“I think that Doug’s is person specific. Doug’s Pinhead is person specific. Jamie is the deadly seductress, or seducer, whichever gender you want. There’s something very sly about Jamie, or Jamie’s performance. Doug is not sly. Doug is utterly direct, and that’s what makes him intimidating. His statements are questions and there’s never any ambiguity in the original Pinhead. What you two had brought to our new Hell Priest is ambiguity. I love that, and I hope Jamie will recreate this role again. Because it seems to me that there’s so much more to be done with her performance than the script allows her to do this time around after all.”

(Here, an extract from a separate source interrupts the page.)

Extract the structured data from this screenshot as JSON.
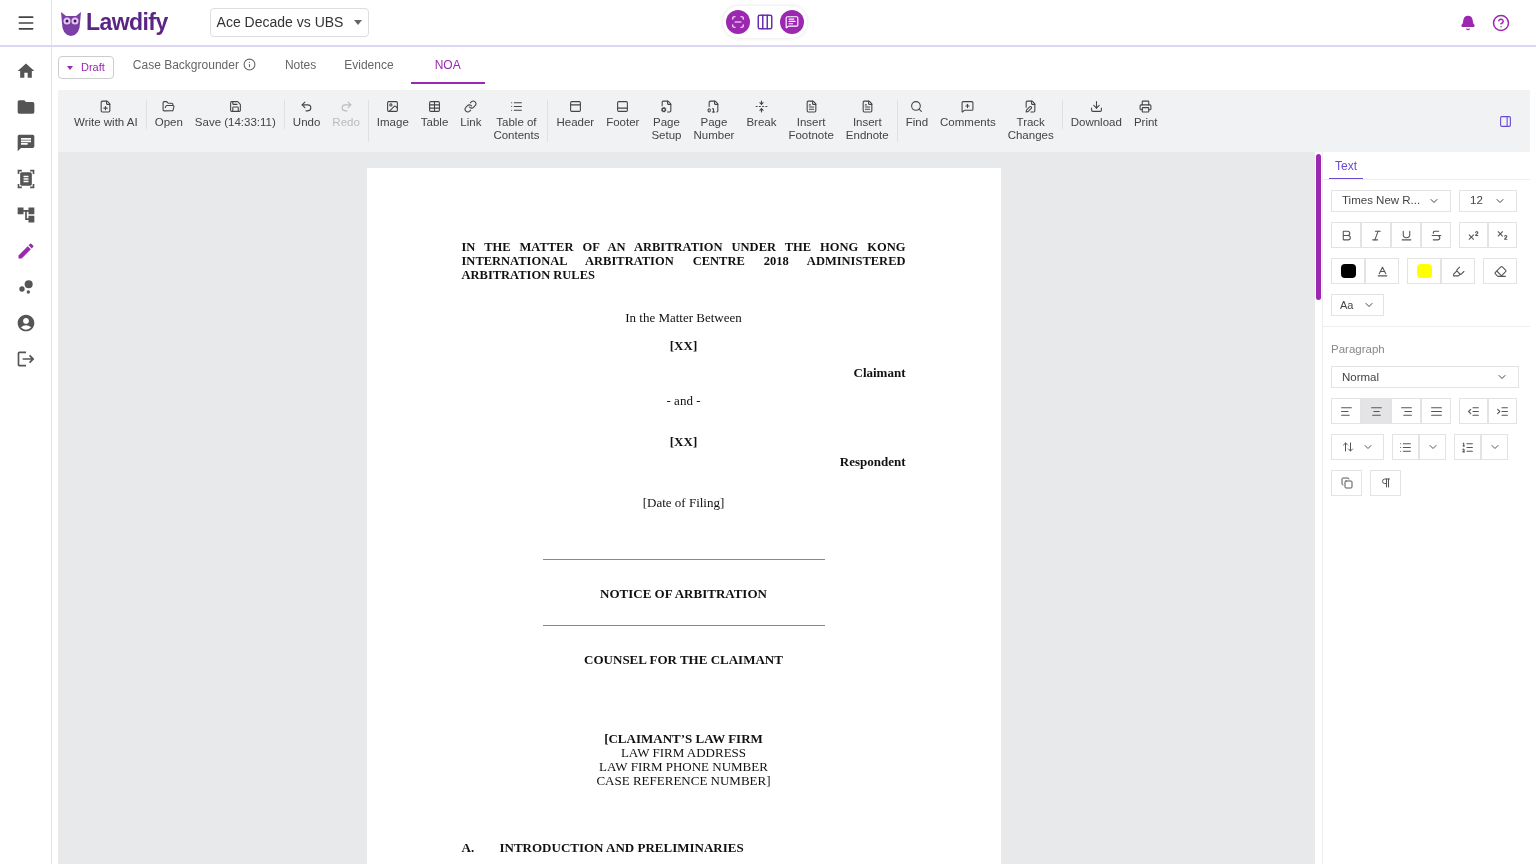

Pinhead, or the equivalent thereof, first debuted with the other Cenobites in 1986 with The Hellbound Heart, then a year later with Hellraiser on the big screen. Even thirty-five or thirty-six years later, the Cenobites continue to fascinate audiences. For Bruckner, the reason for that was how he didn’t know what they wanted or if they had a design on you, the Cenobites would take you somewhere you couldn’t possibly imagine—whether it’s a fate worse than death or better. Bruckner said:

“But I find that they are more advanced than I am and have a taste, a flavor for something that is beyond me. There’s just intrigue built into that naturally. It’s scary at first, but then the more time you spend with them, the more you get lost in the possibilities there. You begin to identify with them in strange ways. You become obsessed with the mythology behind them. That’s always been a key point of intrigue.”